My general interest is in the evolution of galaxies and the processes which drive that evolution. I study the active phases of galaxies, such as mergers, starbursts, and active galactic nuclei (AGN).

Gas in a Galaxy Merger Simulation from George Privon on Vimeo

Dynamical Models of Galaxy Mergers

In galaxy mergers, redistribution of stars and consumption of gas by star formation and AGN activity can influence the properties of the galaxies involved. I am working on matching dynamical models to observations of mergers in order to facilitate detailed comparisons between numerical treatments of star formation and the actual star formation taking place in these systems.

To the left is a visualization of the gas in a simulated merger of two disk galaxies.

Papers: Privon et al. "Dynamical Models of Infrared Luminous Galaxy Mergers with Identikit" ApJ 2013.

HST Image of the Galaxy Merger System Arp 220

Arp 220: NASA, ESA, and C. Wilson (McMaster University, Hamilton, Ontario, Canada)

Luminous Infrared Galaxies

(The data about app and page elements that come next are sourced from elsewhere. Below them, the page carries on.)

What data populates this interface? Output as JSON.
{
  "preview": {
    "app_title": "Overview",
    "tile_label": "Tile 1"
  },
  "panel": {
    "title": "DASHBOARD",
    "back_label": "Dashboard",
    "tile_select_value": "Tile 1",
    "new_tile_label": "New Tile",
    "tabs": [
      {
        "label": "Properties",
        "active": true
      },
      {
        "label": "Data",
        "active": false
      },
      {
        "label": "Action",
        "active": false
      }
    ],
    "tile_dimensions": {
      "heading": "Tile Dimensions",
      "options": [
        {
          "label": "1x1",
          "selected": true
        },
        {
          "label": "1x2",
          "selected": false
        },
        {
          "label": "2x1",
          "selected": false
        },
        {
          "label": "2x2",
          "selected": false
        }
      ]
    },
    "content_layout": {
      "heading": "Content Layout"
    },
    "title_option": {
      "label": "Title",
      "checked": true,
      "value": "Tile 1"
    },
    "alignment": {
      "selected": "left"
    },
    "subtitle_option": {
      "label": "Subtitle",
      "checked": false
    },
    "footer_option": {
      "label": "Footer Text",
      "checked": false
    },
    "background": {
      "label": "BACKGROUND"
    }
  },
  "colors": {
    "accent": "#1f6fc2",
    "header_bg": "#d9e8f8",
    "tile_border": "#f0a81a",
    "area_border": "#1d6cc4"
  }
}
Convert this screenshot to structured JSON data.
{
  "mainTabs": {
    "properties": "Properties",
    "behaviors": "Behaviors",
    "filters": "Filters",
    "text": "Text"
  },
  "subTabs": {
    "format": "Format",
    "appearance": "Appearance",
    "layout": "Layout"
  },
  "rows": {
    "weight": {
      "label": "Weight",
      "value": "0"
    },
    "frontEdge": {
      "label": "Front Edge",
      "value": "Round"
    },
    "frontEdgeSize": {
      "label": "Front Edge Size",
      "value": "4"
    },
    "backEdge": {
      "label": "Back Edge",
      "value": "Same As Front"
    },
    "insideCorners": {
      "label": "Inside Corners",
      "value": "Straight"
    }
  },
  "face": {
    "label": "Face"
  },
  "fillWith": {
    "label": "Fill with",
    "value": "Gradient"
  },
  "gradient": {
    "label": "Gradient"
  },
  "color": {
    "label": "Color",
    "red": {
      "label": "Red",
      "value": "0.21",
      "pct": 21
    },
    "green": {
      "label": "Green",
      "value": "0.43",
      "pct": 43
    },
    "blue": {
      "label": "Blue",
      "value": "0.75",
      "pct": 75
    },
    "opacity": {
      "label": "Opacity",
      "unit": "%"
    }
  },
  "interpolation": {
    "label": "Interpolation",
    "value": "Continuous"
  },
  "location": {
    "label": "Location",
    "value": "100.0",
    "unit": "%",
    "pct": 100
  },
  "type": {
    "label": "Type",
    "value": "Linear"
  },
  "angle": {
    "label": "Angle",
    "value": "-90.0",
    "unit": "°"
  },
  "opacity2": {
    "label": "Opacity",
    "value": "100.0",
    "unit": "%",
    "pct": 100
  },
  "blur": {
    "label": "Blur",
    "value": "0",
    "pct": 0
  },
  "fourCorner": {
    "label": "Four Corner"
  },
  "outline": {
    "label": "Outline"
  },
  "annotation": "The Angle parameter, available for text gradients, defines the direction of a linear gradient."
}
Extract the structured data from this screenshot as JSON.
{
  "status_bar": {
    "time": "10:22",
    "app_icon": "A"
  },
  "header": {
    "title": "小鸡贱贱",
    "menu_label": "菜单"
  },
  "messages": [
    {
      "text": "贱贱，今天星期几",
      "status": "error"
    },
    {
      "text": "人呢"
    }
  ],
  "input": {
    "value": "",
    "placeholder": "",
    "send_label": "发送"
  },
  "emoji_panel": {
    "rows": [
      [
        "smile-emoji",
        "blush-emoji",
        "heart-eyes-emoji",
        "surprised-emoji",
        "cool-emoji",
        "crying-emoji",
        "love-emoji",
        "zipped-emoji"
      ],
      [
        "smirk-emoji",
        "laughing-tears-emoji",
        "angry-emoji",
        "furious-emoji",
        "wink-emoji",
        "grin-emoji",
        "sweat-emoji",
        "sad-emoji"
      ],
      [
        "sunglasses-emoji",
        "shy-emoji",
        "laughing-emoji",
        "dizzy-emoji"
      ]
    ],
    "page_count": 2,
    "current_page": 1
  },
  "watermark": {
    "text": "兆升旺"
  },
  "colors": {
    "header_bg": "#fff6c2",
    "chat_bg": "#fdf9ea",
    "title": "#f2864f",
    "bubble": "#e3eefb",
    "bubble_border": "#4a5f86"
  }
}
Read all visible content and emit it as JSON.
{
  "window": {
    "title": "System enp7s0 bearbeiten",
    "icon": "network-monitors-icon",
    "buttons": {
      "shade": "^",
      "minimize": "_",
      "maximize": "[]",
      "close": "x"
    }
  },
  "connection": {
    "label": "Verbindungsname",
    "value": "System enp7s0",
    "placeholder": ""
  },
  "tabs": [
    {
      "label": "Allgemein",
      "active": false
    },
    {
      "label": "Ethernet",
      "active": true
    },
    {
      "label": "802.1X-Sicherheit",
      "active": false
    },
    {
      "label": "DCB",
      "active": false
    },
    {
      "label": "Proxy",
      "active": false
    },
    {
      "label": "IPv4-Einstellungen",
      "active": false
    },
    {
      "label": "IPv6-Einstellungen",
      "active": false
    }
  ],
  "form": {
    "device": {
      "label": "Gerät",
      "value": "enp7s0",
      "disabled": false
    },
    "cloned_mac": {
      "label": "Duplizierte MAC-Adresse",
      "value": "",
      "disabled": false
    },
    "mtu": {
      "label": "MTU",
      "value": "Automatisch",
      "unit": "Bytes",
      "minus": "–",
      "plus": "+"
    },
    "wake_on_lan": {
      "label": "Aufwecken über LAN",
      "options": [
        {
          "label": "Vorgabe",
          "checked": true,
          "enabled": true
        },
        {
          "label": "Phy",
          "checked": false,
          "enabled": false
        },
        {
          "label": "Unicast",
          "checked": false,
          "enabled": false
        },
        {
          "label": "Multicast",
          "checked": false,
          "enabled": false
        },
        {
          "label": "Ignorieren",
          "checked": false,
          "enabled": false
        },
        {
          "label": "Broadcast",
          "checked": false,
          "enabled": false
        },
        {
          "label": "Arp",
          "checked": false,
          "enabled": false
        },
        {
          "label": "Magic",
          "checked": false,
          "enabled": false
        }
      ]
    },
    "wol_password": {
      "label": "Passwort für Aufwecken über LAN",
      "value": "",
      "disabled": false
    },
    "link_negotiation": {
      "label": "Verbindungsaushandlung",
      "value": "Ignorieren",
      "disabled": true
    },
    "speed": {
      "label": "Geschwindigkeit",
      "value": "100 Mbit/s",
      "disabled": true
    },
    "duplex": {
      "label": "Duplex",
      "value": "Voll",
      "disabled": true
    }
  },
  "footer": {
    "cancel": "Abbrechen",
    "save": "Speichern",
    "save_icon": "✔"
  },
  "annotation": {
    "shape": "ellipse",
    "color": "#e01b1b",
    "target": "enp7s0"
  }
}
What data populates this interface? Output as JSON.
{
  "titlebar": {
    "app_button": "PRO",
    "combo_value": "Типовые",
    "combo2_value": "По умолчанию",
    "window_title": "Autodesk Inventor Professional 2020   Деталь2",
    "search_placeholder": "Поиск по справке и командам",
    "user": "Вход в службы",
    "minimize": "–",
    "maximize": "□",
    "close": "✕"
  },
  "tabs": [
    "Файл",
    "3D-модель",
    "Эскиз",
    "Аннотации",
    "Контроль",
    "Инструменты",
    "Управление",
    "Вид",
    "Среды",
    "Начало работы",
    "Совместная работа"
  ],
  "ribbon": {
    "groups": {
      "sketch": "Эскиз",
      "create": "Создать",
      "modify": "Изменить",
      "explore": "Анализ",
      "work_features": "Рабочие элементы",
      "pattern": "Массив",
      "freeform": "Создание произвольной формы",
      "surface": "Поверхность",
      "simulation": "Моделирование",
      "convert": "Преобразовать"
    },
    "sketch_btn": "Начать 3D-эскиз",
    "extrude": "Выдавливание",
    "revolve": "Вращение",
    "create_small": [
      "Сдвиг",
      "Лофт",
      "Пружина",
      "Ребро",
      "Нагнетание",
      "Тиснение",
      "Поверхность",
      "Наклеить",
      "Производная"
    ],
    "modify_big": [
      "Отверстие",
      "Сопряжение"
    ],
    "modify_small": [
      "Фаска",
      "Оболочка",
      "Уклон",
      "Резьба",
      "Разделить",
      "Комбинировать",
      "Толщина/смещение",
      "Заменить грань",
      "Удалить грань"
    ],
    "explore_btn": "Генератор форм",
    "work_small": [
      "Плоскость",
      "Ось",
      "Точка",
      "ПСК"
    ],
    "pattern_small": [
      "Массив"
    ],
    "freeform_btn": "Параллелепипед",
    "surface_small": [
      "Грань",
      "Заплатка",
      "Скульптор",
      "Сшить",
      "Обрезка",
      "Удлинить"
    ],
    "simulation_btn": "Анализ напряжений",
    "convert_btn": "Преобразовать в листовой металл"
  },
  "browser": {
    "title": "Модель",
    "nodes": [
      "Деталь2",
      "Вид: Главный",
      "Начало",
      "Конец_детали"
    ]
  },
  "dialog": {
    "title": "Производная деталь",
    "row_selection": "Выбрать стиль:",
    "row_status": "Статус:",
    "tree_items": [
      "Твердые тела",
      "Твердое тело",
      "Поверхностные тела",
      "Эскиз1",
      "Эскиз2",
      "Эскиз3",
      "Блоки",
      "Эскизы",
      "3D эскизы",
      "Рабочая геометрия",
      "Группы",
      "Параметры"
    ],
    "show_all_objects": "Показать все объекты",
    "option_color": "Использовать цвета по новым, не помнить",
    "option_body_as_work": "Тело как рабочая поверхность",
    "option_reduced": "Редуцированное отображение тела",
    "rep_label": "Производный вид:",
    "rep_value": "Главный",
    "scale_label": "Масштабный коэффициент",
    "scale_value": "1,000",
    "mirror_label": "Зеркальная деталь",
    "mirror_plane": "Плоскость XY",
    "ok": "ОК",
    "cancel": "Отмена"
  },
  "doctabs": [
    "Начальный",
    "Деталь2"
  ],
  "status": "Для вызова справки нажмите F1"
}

There exist populations of galaxies where the bulk of their energy is emitted in the infrared. The "Luminous Infrared Galaxies" (LIRGs) are powered by a combination of star formation and AGN activity. In addition to the numerical simulations described above, I am also investigating the gas properties of these systems in order to study their physical characteristics. In particular, radio and mm observations of the atomic and molecular gas content provide understanding on the fuel available for star formation and AGN fueling. Additionally, these observations can diagnose the physical conditions in the gas, providing information on the effects of stellar/AGN feedback on the gas.

Papers: Privon et al. "Dynamical Models of Infrared Luminous Galaxy Mergers with Identikit" ApJ 2013.

VLA 5 GHz of the Radio Galaxy Cygnus A

Cygnus A; Chris Carilli

Active Galactic Nuclei

While it only takes a relatively small amount of gas to fuel a supermassive black hole, the energy output can potentially affect the entire host galaxy. I am interested in the interactions between radio jets and the ambient host galaxy, as well as the broadband emission from AGN and their hosts. Studying the broadband emission can disentangle the power sources of these systems: star formation vs AGN activity.

Papers: Privon et al. "Modeling the Infrared Emission of Cygnus A" ApJ 2012; Privon et al. "WFPC2 LRF Imaging of 3CR Radio Galaxies", ApJS, 2008.


A list of publications is available in my CV, on NASA ADS (peer reviewed), or on arXiv/astro-ph

Observing Experience

Software Distribution

Many of the scripts I use for processing and analysis of both data and simulations are available in a github repository.

Project-specific scripts will be added to github repositorities after that paper's acceptance. Code associated with the following paper is currently available: